‘Beat Making Lab: In Performance’

Producer/DJ/drummer Stephen Levitin aka Apple Juice Kid (left) and musician/educator/activist Pierce Freelon (right), who together lead the Beat Making Lab

Producer/DJ/drummer Stephen Levitin aka Apple Juice Kid (left) and musician/educator/activist Pierce Freelon (right), who together lead the Beat Making Lab

March 20 and 21, 2015
Studio 6, Swain Hall

 

Since 2012, musician/educator/activist Pierce Freelon and producer/DJ/drummer Stephen Levitin aka Apple Juice Kid have led the Beat Making Lab, an international music and cultural exchange program that promotes innovative collaboration and social/entrepreneurial impact. The exceptional artists will work with past Beat Making Lab participants from around the world to develop a new performance fused with audience participation that demonstrates the impact of music, art and activism.

 

The Process Series is sponsored by the Institute for the Arts and Humanities; the College of Arts and Science; the departments of communication studies, art, music, English and comparative literature, dramatic art, and African, African American and diaspora studies; and the Office of Diversity and Multicultural Affairs.

 

Process Series 2014-2105 season: http://processseries.unc.edu/performances/14-15-season/

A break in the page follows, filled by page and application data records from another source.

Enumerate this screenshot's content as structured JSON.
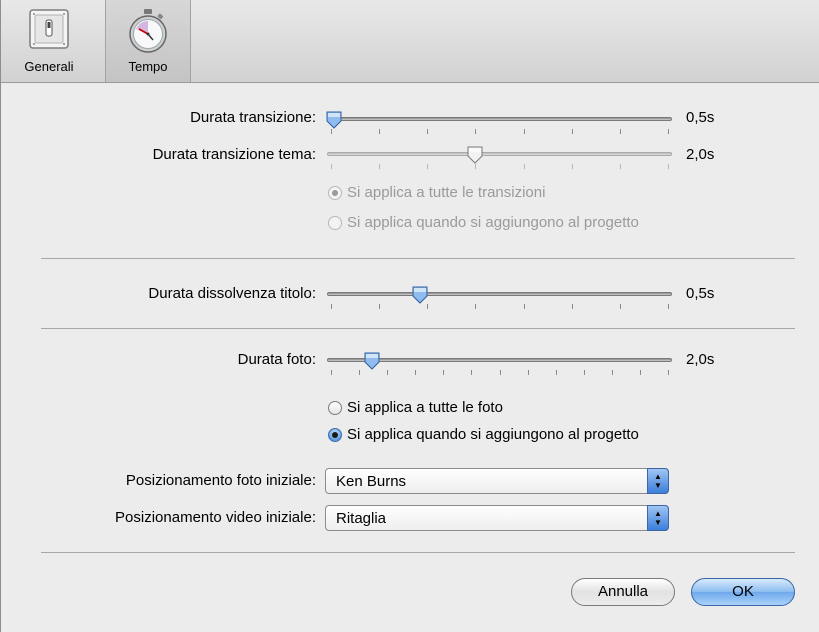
{
  "toolbar": {
    "generali_label": "Generali",
    "tempo_label": "Tempo"
  },
  "transitions": {
    "duration_label": "Durata transizione:",
    "duration_value": "0,5s",
    "duration_fraction": 0.02,
    "theme_label": "Durata transizione tema:",
    "theme_value": "2,0s",
    "theme_fraction": 0.43,
    "radio_all": "Si applica a tutte le transizioni",
    "radio_added": "Si applica quando si aggiungono al progetto"
  },
  "title_fade": {
    "label": "Durata dissolvenza titolo:",
    "value": "0,5s",
    "fraction": 0.27
  },
  "photo": {
    "label": "Durata foto:",
    "value": "2,0s",
    "fraction": 0.13,
    "radio_all": "Si applica a tutte le foto",
    "radio_added": "Si applica quando si aggiungono al progetto"
  },
  "placement": {
    "photo_label": "Posizionamento foto iniziale:",
    "photo_value": "Ken Burns",
    "video_label": "Posizionamento video iniziale:",
    "video_value": "Ritaglia"
  },
  "buttons": {
    "cancel": "Annulla",
    "ok": "OK"
  },
  "colors": {
    "accent": "#5d9ae0",
    "window_bg": "#ececec"
  }
}
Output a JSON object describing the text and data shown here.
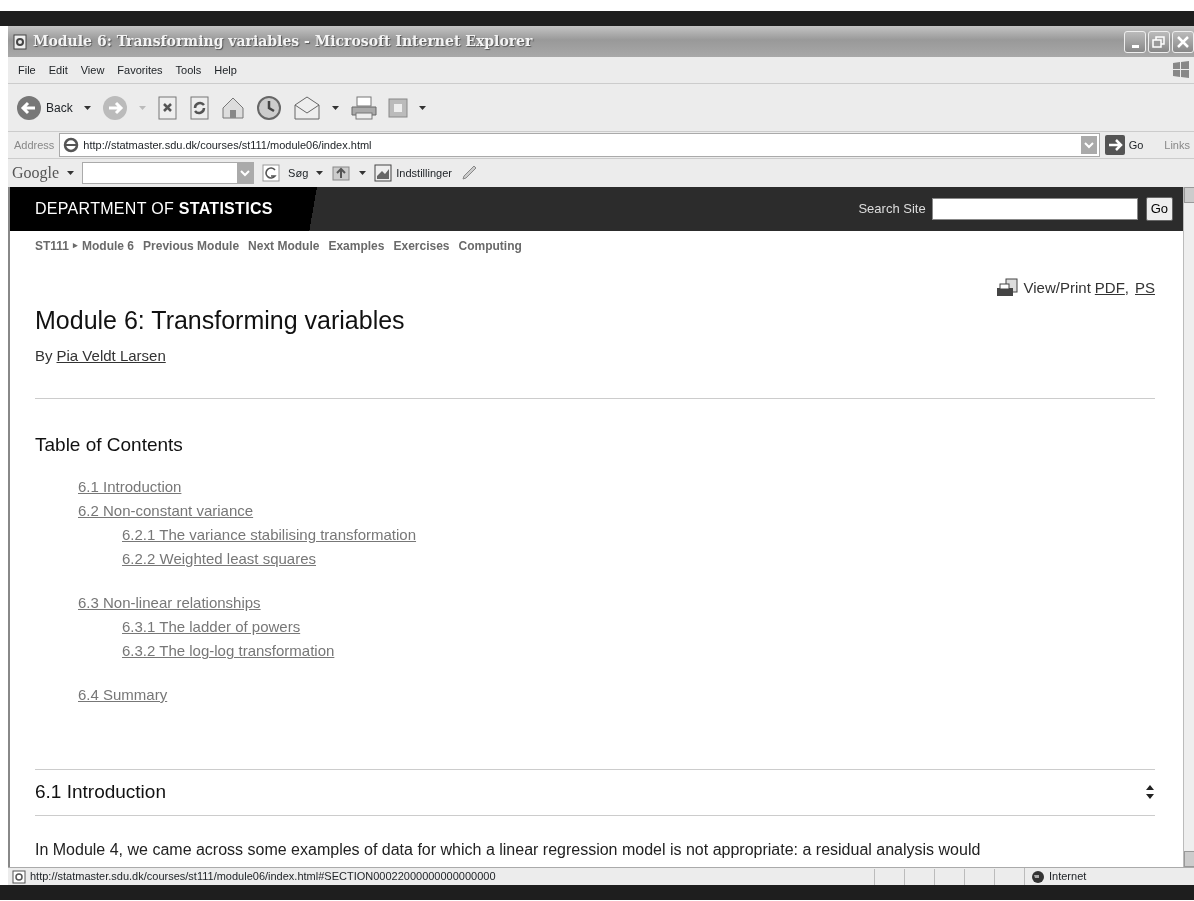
{
  "window": {
    "title": "Module 6: Transforming variables - Microsoft Internet Explorer"
  },
  "menu": [
    "File",
    "Edit",
    "View",
    "Favorites",
    "Tools",
    "Help"
  ],
  "toolbar": {
    "back_label": "Back"
  },
  "address_bar": {
    "label": "Address",
    "url": "http://statmaster.sdu.dk/courses/st111/module06/index.html",
    "go": "Go",
    "links": "Links"
  },
  "google_bar": {
    "logo": "Google",
    "search": "Søg",
    "settings": "Indstillinger"
  },
  "page": {
    "header": {
      "brand": "DEPARTMENT OF **STATISTICS**",
      "search_label": "Search Site",
      "search_button": "Go"
    },
    "breadcrumb": [
      {
        "kind": "crumb",
        "text": "ST111"
      },
      {
        "kind": "separator",
        "text": "▸"
      },
      {
        "kind": "crumb",
        "text": "Module 6"
      },
      {
        "kind": "link",
        "text": "Previous Module"
      },
      {
        "kind": "link",
        "text": "Next Module"
      },
      {
        "kind": "link",
        "text": "Examples"
      },
      {
        "kind": "link",
        "text": "Exercises"
      },
      {
        "kind": "link",
        "text": "Computing"
      }
    ],
    "view_print": {
      "label": "View/Print",
      "links": [
        "PDF",
        "PS"
      ],
      "separator": ","
    },
    "title": "Module 6: Transforming variables",
    "author_prefix": "By",
    "author": "Pia Veldt Larsen",
    "toc": {
      "heading": "Table of Contents",
      "items": [
        {
          "text": "6.1 Introduction"
        },
        {
          "text": "6.2 Non-constant variance",
          "children": [
            {
              "text": "6.2.1 The variance stabilising transformation"
            },
            {
              "text": "6.2.2 Weighted least squares"
            }
          ]
        },
        {
          "text": "6.3 Non-linear relationships",
          "children": [
            {
              "text": "6.3.1 The ladder of powers"
            },
            {
              "text": "6.3.2 The log-log transformation"
            }
          ]
        },
        {
          "text": "6.4 Summary"
        }
      ]
    },
    "section": {
      "heading": "6.1 Introduction",
      "paragraph": "In Module 4, we came across some examples of data for which a linear regression model is not appropriate: a residual analysis would"
    }
  },
  "status_bar": {
    "url": "http://statmaster.sdu.dk/courses/st111/module06/index.html#SECTION00022000000000000000",
    "zone": "Internet"
  }
}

Institute for the Arts and Humanities: http://iah.unc.edu

 

Photos: http://uncnews.unc.edu/?p=41680
A still from “Ice Music” (photo by Tobias Johnson)

http://uncnews.unc.edu/?p=41682
Family photograph of Lauren Yee, author of “King of the Yees”

http://uncnews.unc.edu/?p=41679
Producer/DJ/drummer Stephen Levitin aka Apple Juice Kid (left) and musician/educator/activist Pierce Freelon (right), who together lead the Beat Making Lab

 

– Carolina –

 

Process Series contact: Allison Driskill, Wagon Wheel Arts Promotion, (919) 455-0215, allison@wagonwheelarts.org

College of Arts and Sciences contact: Kim Spurr, (919) 962-4093, spurrk@email.unc.edu